Results 1 to 6 of 6

Thread: tips for lawn

  1. #1
    Just MiMi is offline Senior Member
    Join Date
    Mar 2005
    Posts
    1,135

    tips for lawn

    While I was in Iraq I had the person who looked after my lawn use weed & feed. However, there is no longer any grass....just weeds.

    What are your suggestions for planting grass and getting a beautiful lawn again. I have some ground cover that is doing well in the front yard. I'm hoping it spreads down the rocky slope.

    I've some mature trees that prevent grass from growning. What about English Ivy? I hired a landscaping company to plant grass; but I don't think it took. They are no longer is business.

    Thanks for any help! MiMi

  2. #2
    truckman Guest
    English ivy is a vampire plant - it sucks so much water out of the ground it chokes everything near it - including really big trees. I have a lot of it on my property and it's killed most everything, and I eventually ripped it out and shrubs, trees and plants that were surrounded by English ivy have mostly come back.

    If your lawn is a total wreck, tilling and seeding is best. You want to turn over the soil and loosen it so it's not so compacted. This is the time of year to do it - before april showers - so the grass has a chance too root a bit before it gets washed away, but also early enough in the season that it can get very wet and also root well before it gets baked by the summer.

    What I do is still the area I'm going to seed, then seed and cover with the plethora of shredded leaves I collect in bins, then a couple of months later when it's long enough to mow, I mow over it all sucking the shredded leaves away revealing very nice happy grass.

    I do a section every year. I don't have the time or energy to till and seed a 1/2 acre. So, I do 20'x20' to 30'x30' areas, one per year. Two such areas if I "feel like it".

  3. #3
    Just MiMi is offline Senior Member
    Join Date
    Mar 2005
    Posts
    1,135

    Thanks!

    I knew you would come through Truckman!!!

  4. #4
    truckman Guest
    My biggest problem here is the soil is mostly clay, and very compacted. So the grass that was growing here grew on the surface of the lawn rather than in the lawn. That was "okay" except when there's heavy rain, the lawn turns into a shallow pond, and drowns the grass because the soil is so compacted that very little water gets below the surface.

    I tried "pull behind" aerators and various other things, then finally gave up with all the toys and bought a small tiller, and I till areas, mixing in mulched leaves, miracle grow, and some play sand.

    Instead of raking leaves and bagging them in the fall like all my neighbors do, I just mow over them with the riding mower and I fangled a chute that collects out of the mower deck and has an elbow on top which dumps it all in the trailer I tow behind. When that fills up, I dump it towards the perimeter of the yard. Then come spring, I have mulch to mix into the areas I till.

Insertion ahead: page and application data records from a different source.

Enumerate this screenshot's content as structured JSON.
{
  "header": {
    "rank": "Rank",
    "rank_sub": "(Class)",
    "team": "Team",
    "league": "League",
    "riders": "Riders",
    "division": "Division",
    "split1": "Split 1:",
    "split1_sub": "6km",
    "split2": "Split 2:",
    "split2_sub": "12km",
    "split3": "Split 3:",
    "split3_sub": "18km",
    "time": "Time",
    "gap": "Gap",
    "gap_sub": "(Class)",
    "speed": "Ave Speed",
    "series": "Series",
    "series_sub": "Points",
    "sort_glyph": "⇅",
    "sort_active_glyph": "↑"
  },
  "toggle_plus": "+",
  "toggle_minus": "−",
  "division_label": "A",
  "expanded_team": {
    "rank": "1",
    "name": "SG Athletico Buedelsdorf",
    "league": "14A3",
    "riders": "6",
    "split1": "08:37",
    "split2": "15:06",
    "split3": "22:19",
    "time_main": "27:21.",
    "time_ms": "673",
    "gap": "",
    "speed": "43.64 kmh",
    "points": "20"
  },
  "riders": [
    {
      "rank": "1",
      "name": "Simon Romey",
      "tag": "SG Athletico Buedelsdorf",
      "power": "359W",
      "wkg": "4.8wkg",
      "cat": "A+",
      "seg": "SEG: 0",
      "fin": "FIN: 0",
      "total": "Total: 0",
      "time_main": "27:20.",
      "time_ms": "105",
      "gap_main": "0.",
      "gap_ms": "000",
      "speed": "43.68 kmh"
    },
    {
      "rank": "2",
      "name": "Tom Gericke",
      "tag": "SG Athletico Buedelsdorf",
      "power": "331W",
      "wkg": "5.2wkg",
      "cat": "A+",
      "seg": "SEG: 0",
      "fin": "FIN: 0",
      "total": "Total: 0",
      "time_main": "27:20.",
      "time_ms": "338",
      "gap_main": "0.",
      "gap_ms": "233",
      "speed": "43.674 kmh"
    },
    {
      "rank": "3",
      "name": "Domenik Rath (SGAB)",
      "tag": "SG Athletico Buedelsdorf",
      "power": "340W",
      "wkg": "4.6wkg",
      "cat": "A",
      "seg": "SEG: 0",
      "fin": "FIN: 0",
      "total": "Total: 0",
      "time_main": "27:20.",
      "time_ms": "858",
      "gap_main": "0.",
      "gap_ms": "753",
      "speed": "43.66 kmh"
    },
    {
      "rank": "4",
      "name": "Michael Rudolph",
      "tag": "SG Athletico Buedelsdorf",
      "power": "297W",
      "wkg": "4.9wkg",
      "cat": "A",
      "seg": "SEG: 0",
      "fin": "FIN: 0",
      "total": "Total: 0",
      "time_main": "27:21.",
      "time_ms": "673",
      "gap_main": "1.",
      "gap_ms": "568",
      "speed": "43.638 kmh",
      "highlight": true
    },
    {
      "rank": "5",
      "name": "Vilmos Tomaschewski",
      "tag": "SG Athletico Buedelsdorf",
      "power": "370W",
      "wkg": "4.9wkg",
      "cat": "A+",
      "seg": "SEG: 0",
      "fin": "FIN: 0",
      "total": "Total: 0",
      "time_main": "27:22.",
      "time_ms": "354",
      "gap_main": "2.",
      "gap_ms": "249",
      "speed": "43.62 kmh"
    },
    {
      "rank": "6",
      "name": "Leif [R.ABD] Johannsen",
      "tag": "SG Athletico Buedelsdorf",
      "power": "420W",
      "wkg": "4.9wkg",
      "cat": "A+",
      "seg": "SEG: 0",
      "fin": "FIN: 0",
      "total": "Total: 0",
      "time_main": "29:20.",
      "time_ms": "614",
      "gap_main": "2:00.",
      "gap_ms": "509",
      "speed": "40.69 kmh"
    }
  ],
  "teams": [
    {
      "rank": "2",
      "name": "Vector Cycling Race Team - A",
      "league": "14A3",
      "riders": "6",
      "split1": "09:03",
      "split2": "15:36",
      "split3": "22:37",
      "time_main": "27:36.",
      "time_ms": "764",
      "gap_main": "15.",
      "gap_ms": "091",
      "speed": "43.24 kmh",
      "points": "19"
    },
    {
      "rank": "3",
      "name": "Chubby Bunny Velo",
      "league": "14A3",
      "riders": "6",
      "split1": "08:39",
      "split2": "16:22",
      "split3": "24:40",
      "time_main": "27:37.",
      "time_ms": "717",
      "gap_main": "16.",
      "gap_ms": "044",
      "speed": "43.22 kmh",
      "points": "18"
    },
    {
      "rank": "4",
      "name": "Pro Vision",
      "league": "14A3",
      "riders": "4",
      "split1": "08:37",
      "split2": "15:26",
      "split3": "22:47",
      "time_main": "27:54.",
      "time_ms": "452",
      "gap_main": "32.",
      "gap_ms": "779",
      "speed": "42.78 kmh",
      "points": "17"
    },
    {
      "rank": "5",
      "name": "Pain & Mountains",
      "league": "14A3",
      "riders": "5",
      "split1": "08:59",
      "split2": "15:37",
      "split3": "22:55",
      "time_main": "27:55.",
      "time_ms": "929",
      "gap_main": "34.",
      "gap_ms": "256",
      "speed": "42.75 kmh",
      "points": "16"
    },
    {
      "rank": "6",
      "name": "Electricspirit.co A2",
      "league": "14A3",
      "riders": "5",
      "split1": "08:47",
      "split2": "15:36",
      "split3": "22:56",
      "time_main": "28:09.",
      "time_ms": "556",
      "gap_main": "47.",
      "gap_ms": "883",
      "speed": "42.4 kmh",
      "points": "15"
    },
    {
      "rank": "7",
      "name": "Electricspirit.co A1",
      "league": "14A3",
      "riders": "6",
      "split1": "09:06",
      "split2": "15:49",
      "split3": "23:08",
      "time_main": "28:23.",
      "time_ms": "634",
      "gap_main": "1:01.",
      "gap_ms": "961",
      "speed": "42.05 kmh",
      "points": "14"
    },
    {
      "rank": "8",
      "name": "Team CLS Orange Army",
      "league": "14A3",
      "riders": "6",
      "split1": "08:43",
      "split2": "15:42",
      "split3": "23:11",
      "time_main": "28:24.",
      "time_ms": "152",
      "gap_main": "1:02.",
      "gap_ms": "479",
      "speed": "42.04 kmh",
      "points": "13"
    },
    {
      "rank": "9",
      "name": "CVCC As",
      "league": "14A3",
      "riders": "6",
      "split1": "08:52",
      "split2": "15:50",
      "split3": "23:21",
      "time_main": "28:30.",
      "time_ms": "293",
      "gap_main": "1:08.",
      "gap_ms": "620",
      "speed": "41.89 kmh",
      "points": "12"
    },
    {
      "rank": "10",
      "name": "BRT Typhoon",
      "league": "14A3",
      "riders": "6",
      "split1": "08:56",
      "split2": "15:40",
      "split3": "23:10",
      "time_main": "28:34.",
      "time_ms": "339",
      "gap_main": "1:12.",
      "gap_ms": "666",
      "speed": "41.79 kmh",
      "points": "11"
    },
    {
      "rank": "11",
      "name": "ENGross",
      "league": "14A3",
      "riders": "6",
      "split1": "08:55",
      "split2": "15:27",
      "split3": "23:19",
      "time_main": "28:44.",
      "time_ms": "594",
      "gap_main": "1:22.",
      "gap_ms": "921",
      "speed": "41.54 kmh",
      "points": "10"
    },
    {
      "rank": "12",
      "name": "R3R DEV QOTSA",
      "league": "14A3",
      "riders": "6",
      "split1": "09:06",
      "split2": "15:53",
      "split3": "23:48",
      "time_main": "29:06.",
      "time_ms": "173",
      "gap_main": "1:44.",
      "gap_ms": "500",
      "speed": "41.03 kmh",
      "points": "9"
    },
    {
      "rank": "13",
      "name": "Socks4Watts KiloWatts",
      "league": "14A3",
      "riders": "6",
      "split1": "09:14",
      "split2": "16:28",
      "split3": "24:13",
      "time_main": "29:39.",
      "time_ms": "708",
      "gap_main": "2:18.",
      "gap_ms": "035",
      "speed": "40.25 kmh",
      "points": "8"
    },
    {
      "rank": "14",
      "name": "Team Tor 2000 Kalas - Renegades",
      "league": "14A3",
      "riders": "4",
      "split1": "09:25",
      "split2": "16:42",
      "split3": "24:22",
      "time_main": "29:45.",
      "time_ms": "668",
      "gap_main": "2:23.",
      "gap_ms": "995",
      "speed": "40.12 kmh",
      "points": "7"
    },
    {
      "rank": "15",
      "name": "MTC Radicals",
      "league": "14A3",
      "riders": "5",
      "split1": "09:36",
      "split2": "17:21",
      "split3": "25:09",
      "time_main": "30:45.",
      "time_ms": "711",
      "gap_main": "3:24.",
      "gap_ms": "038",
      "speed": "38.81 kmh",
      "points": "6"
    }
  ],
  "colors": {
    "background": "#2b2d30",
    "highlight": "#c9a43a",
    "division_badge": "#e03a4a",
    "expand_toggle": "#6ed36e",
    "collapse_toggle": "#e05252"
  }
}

    Most of it goes into the gardens each year - flower and veggie - and that's part of why I till smallish areas of the lawn - partly because of time/effort/laziness, and partly because I always run out of leaf mulch even though I produce so much of it.

  5. #5
    SheLikesKitties's Avatar
    SheLikesKitties is offline OW/YM 21YR GAP
    Join Date
    Dec 2008
    Location
    Panama
    Posts
    4,100
    Truckman, your clay soil reminds me of Panama soil. In my former mountain cabin (lost in the tornado of my divorce) we had serious problems of having a "lake" when it would rain heavily. We solved it through drainage. Would you consider digging drainage ditches, filling them with gravel and rock, and topping it with soil and lawn.

  6. #6
    kittylane's Avatar
    kittylane is offline Senior Member
    Join Date
    Feb 2003
    Location
    florida
    Posts
    3,244
    Our dirt is sandlike, only St Augustine grows here. Its tough pinchy grass. It looks so funny to me to see the red clay dirt as we go north. St Augustine is sold in pallets. Like tiles of grass. Municipal water is very expensive here so unless you live by a pond or lake, watering can be costly.

    We do not lay down seeds. We have a rainy season in the summer that usually helps but that is unpredictable.

    I love plants and flowers.....planted some recently and they look awesome. Doing a little at a time actually made a difference for me.

    A little goes a long way sometimes....

Posting Permissions

  • You may not post new threads
  • You may not post replies
  • You may not post attachments
  • You may not edit your posts
  •